*PROBLEM DESCRIPTION*:
Where a line holds the word "title", copy it from the records.

-------

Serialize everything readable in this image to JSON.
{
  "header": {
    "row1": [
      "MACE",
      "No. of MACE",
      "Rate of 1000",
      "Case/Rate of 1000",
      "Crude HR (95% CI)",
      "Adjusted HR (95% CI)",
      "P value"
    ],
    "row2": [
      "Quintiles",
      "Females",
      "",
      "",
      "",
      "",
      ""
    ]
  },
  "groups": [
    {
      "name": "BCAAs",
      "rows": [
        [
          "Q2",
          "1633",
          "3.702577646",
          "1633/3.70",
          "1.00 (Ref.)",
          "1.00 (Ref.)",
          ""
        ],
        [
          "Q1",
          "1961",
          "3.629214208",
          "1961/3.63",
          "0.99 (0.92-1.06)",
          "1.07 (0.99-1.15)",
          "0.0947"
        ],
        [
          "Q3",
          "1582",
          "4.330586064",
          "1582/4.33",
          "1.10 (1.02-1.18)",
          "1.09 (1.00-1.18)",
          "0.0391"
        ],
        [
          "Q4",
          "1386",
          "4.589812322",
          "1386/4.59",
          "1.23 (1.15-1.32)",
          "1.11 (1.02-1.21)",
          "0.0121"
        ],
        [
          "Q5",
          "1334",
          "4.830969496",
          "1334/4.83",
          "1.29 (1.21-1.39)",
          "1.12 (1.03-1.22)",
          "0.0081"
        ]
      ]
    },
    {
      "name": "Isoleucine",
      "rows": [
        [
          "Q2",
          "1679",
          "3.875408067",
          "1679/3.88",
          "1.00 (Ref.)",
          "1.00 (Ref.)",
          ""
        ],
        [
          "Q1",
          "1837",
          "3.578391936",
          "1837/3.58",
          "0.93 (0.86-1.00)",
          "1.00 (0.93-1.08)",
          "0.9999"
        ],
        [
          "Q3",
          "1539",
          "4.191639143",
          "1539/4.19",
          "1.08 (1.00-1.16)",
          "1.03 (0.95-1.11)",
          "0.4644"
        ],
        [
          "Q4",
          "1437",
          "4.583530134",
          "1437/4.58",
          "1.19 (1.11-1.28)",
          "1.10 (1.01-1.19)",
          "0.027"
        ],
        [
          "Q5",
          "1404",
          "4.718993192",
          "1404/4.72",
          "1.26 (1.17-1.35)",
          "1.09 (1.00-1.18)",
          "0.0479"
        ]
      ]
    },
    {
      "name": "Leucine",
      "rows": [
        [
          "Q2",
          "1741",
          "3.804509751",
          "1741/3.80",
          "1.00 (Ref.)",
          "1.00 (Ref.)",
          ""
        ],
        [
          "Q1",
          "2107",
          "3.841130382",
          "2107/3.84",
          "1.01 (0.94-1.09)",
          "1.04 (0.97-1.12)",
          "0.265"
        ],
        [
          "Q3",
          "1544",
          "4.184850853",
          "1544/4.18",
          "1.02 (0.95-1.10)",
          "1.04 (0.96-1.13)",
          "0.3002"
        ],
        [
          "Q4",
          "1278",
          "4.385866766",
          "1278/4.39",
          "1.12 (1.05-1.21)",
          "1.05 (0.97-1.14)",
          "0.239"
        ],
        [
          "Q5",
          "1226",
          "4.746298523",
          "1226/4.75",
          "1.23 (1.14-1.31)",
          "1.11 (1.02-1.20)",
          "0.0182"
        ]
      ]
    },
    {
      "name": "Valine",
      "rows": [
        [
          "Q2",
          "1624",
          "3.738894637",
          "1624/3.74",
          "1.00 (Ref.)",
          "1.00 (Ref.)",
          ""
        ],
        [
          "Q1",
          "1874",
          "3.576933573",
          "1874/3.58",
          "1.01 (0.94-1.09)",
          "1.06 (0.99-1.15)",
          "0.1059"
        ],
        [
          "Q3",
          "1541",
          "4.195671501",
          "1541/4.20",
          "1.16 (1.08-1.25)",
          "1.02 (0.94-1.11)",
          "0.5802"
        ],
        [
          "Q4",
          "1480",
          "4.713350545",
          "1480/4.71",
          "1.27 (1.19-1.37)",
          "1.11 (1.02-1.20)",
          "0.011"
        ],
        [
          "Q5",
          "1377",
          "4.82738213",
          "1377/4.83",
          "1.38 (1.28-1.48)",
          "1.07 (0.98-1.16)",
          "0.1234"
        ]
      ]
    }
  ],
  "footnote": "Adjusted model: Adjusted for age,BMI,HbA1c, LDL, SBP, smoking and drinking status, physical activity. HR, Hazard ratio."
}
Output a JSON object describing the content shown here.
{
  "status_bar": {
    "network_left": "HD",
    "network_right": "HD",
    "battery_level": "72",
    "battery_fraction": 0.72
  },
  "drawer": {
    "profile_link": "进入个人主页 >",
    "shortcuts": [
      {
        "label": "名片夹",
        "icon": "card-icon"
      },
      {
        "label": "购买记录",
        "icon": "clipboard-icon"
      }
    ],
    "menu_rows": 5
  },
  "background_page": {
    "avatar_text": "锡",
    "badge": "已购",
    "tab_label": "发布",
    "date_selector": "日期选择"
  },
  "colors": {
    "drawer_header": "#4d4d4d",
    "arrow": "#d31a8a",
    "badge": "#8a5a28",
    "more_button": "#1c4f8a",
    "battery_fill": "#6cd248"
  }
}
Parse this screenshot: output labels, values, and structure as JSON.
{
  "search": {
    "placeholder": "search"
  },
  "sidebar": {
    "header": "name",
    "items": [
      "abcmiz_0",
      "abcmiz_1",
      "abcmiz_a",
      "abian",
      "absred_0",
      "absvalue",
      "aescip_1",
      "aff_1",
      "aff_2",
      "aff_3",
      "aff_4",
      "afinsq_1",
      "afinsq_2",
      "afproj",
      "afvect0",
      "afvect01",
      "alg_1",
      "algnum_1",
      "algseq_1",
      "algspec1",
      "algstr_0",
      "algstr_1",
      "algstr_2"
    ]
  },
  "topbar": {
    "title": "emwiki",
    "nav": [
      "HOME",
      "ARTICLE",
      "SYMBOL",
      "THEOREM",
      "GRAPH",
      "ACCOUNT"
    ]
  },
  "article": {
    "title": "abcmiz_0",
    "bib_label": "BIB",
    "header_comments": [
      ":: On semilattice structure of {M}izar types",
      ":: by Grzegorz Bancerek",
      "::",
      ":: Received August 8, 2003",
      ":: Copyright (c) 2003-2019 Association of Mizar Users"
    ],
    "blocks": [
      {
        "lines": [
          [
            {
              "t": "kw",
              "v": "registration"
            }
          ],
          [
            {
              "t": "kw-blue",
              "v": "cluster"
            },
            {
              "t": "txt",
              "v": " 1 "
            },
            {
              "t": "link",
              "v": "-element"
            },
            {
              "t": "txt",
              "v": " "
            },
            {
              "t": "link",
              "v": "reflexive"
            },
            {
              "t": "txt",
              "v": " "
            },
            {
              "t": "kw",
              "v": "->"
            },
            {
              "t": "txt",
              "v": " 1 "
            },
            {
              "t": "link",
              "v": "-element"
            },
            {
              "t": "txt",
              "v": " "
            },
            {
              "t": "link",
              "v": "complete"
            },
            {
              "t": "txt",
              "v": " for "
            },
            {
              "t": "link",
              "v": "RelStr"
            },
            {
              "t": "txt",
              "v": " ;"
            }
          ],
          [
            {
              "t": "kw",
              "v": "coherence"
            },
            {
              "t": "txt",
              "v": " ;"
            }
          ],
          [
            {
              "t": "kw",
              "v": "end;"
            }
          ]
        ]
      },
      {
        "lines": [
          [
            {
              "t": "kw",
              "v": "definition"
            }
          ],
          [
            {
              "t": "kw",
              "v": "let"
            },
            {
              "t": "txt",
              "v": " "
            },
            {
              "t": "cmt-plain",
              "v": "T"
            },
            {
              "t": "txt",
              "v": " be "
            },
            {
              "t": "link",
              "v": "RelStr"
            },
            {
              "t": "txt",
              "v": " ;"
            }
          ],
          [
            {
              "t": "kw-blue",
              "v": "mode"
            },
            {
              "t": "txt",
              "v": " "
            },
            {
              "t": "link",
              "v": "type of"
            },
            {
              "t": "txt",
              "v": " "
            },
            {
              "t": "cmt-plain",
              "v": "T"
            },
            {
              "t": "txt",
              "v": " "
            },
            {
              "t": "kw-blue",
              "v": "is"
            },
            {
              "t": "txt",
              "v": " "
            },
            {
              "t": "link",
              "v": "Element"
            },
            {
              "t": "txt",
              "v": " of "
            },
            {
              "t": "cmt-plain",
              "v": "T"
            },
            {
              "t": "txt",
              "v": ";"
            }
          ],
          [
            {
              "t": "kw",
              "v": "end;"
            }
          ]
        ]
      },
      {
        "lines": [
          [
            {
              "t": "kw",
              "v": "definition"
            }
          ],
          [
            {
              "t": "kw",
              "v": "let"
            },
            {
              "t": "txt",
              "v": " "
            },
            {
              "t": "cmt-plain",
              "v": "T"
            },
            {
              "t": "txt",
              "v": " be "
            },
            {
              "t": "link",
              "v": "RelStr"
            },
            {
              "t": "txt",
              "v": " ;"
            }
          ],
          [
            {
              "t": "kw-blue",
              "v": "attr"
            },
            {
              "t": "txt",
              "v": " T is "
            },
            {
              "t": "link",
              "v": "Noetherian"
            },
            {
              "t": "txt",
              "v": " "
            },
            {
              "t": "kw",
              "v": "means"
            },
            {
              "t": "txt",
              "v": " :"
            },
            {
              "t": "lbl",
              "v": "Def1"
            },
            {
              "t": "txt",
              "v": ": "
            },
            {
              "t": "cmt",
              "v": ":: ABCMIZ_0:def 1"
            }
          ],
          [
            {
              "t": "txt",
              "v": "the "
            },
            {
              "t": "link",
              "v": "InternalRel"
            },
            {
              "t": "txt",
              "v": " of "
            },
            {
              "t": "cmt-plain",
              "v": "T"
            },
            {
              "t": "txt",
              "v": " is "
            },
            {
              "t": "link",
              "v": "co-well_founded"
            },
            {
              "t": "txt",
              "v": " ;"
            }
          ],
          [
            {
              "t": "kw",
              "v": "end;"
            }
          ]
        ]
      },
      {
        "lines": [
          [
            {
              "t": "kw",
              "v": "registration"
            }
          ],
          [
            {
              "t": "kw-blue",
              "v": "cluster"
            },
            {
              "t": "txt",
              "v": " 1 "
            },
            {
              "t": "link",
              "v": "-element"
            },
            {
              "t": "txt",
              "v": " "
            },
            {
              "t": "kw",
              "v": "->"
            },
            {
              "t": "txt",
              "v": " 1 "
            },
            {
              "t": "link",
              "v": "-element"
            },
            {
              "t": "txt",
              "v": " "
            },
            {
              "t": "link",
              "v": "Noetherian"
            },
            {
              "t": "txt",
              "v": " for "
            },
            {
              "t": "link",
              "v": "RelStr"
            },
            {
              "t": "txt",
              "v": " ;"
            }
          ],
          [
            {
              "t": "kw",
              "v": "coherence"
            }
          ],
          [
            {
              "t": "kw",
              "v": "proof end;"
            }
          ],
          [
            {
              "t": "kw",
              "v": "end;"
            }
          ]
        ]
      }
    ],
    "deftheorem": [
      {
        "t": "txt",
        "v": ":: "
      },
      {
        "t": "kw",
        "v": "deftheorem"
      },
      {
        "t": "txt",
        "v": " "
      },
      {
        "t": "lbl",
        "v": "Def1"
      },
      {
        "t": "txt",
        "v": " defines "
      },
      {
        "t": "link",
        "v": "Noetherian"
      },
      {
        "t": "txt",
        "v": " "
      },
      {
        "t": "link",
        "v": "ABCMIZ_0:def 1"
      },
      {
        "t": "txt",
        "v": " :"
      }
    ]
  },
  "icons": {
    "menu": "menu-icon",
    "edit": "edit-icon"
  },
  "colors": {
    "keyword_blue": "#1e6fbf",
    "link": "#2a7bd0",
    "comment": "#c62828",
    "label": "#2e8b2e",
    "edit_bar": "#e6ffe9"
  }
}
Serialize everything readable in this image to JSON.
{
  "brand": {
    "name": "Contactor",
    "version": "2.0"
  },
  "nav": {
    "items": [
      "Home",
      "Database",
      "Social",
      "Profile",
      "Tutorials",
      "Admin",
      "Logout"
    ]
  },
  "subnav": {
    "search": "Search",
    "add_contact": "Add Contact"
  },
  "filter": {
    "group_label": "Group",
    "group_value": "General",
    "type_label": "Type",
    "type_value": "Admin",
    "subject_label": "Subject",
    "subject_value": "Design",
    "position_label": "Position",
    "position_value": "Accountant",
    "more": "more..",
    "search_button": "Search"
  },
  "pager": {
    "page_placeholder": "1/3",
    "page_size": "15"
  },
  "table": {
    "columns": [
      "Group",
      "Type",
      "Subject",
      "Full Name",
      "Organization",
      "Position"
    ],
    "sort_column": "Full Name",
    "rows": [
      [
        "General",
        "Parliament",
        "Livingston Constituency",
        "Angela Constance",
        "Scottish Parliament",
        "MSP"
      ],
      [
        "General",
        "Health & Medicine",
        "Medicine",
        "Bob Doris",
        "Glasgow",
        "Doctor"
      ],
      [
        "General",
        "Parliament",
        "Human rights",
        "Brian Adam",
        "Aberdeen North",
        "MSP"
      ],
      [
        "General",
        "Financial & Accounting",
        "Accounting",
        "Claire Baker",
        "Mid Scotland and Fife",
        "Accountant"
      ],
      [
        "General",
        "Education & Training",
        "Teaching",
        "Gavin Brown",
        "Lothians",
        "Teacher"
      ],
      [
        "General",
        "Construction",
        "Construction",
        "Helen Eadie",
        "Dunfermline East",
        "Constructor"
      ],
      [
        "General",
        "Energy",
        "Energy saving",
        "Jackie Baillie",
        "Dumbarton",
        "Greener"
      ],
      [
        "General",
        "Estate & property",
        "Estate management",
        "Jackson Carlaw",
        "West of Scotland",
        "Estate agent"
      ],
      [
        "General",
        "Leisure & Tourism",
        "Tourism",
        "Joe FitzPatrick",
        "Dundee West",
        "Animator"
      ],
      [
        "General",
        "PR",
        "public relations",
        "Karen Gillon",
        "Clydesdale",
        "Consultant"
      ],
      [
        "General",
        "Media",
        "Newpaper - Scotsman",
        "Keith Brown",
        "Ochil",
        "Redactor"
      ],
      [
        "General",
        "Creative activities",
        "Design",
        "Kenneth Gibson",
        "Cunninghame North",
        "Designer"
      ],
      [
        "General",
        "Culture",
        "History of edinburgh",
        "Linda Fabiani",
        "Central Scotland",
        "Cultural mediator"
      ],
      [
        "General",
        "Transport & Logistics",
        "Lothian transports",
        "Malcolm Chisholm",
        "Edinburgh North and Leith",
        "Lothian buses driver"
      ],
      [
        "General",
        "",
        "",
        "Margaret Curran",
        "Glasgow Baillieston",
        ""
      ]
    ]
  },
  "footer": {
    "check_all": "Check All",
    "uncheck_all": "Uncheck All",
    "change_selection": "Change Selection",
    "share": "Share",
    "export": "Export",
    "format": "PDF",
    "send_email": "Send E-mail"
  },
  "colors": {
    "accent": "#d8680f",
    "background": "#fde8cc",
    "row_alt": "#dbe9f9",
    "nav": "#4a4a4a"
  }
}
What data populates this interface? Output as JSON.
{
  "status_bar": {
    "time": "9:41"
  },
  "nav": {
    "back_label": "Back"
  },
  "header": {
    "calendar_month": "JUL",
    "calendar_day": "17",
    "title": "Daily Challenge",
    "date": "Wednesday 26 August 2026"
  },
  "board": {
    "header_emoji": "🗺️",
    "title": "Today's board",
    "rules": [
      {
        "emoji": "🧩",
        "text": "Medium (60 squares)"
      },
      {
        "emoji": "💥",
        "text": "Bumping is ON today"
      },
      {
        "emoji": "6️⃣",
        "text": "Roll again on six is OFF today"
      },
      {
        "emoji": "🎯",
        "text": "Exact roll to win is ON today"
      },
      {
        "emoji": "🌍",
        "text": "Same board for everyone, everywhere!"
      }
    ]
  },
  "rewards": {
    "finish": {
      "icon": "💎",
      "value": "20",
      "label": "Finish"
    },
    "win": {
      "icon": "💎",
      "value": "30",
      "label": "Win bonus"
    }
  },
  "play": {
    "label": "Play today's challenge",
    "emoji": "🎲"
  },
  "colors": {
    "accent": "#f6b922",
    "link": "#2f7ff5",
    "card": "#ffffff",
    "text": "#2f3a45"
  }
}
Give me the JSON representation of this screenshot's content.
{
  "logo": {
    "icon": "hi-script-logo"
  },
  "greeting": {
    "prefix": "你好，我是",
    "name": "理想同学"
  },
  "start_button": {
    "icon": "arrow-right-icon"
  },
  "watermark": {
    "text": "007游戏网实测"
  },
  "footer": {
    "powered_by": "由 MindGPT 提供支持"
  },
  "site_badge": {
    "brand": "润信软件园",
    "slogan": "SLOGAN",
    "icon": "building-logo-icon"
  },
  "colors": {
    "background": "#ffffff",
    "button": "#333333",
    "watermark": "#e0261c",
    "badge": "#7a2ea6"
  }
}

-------

*SOLVED PROBLEM*:
    "title": "emwiki",
    "title": "abcmiz_0",
    "title": "Daily Challenge",
    "title": "Today's board",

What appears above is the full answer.